Speaking at the recent Refugee Communities Association of Australia (RCAA) conference in Melbourne, Adiba, a member of the Afghan women’s national football team, said that soccer had saved her life.

“Soccer was my passion and my dream and I still dream of becoming a professional,” she said.

“And soccer saved my life. Because I was a member of the team, I was able to leave Afghanistan. I have been in Australia for two years now without my family.

“It was hard at first. I spoke no English and I missed my family. So my story is one of hardship and resilience. But at least I am still following my dream.

“I am driven by the fact that I feel I represent Afghan girls who can’t follow their dreams.

“Every day we see in the news girls in Afghanistan can’t play sport, they can’t go to high school or university and the Taliban tells them what they can and can’t do,” Adiba said.

She said that she also worried about her family who are living in limbo in Pakistan. Her father, who was a policeman prior to the Taliban’s takeover, is in hospital because he was injured by Taliban fighters during their seizure of power in 2021.

Adiba said that sport could be powerful tool for advocating for the rights of women in Afghanistan and around the world.

“I never thought I would leave my home but here I am. I feel I have to do what I can to represent the girls and woman who don’t have voice,” she said.

The conference’s session on sport and refugees also heard that was also a powerful weapon in countering racism.

Western Bulldogs AFL club General Manager of Community and Government Relations Kashif Bouns told the conference the sports community had a role and a responsibility to counter racism.

“Recently, we’ve seen the Matildas as role models in this space, especially Sam Kerr and Mary Fowler who have diverse backgrounds,” Mr Bouns said.

“When people from multicultural communities succeed, they are Aussies but when it goes wrong they are Africans or Muslims.

“But fortunately, we have lots of people changing the narrative. People like Usman Kawaja, Peter Bol and Bashar Houli.

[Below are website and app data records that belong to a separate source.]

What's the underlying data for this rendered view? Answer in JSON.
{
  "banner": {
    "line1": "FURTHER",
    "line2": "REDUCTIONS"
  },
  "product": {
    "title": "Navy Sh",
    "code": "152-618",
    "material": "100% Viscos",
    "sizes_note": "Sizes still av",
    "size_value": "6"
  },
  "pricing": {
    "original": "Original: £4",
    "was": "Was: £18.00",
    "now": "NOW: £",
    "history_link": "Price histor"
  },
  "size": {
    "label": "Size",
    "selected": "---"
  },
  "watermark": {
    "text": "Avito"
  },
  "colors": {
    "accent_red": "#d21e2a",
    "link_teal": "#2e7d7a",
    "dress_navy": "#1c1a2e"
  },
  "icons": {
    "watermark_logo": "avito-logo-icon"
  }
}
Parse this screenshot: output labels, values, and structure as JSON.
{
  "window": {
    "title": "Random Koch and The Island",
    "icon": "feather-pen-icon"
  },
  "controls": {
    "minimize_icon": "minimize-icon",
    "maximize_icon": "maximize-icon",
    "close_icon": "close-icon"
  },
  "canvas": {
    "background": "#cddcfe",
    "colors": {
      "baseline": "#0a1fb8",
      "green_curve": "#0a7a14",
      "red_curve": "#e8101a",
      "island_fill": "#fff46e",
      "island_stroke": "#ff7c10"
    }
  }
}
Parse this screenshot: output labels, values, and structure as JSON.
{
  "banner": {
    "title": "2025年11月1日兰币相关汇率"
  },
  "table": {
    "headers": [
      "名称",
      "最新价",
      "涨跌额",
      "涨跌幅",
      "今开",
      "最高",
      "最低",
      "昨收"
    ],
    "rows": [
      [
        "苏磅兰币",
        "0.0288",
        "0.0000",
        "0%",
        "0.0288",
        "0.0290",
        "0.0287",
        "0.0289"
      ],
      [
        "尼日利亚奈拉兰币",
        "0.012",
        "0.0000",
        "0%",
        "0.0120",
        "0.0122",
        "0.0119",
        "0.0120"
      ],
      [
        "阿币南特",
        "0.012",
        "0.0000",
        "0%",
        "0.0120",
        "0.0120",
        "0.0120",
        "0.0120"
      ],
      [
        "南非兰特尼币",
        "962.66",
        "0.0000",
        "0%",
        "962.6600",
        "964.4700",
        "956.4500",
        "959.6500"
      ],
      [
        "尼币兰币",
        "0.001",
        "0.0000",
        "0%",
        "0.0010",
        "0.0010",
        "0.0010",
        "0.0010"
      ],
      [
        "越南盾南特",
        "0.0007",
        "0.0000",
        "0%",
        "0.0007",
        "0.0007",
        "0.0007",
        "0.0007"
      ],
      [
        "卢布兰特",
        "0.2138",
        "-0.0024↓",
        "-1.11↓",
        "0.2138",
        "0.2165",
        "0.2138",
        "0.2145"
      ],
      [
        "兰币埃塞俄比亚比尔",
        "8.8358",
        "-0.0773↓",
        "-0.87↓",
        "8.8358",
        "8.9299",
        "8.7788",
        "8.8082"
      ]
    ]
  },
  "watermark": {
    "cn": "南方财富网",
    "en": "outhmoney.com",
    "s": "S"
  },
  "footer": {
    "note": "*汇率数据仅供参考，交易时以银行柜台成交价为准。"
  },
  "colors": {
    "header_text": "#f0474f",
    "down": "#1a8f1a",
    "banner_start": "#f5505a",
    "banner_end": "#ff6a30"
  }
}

“They are breaking down barriers for their communities but also introducing mainstream Australians to multiculturalism,” Mr Bouns said.